**STUDY MATERIAL:**
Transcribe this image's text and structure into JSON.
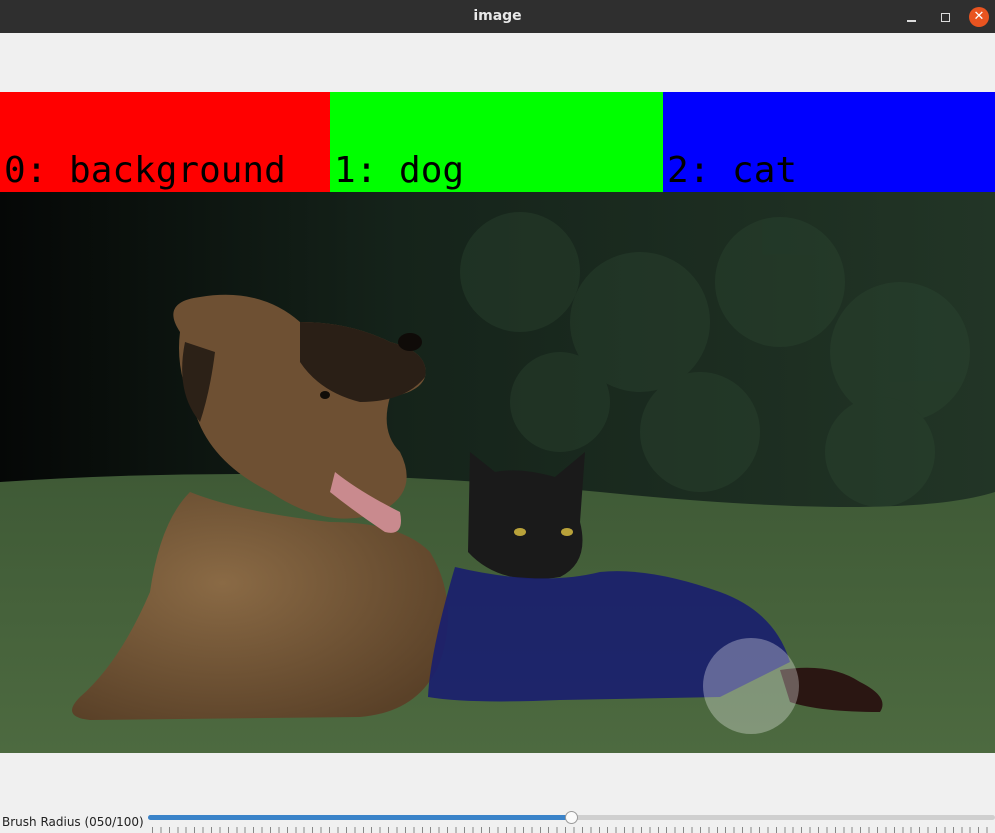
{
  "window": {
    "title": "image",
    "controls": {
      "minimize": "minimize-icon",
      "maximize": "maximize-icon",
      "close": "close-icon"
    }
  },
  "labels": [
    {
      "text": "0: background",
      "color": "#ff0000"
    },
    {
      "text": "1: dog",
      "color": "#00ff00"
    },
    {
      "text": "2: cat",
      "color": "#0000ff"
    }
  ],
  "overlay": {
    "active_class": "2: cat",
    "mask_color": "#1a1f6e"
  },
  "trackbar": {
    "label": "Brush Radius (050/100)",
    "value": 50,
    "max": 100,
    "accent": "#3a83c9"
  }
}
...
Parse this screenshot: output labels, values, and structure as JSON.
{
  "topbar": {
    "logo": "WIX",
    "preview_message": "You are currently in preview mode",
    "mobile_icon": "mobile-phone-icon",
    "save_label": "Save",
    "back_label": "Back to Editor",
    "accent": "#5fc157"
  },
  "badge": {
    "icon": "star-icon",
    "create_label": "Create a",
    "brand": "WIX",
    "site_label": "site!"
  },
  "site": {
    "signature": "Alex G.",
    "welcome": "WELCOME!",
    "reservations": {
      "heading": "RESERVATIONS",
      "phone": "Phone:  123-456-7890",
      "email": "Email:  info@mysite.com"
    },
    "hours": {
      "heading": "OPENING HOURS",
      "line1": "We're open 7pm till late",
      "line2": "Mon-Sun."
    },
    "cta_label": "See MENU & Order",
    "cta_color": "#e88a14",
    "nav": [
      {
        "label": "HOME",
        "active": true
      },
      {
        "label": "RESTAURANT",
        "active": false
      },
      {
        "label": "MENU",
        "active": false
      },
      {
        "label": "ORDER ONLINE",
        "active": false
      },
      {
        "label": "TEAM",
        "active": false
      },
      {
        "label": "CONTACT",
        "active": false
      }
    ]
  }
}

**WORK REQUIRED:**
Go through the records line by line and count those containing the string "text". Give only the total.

**WRITTEN RESPONSE:**
4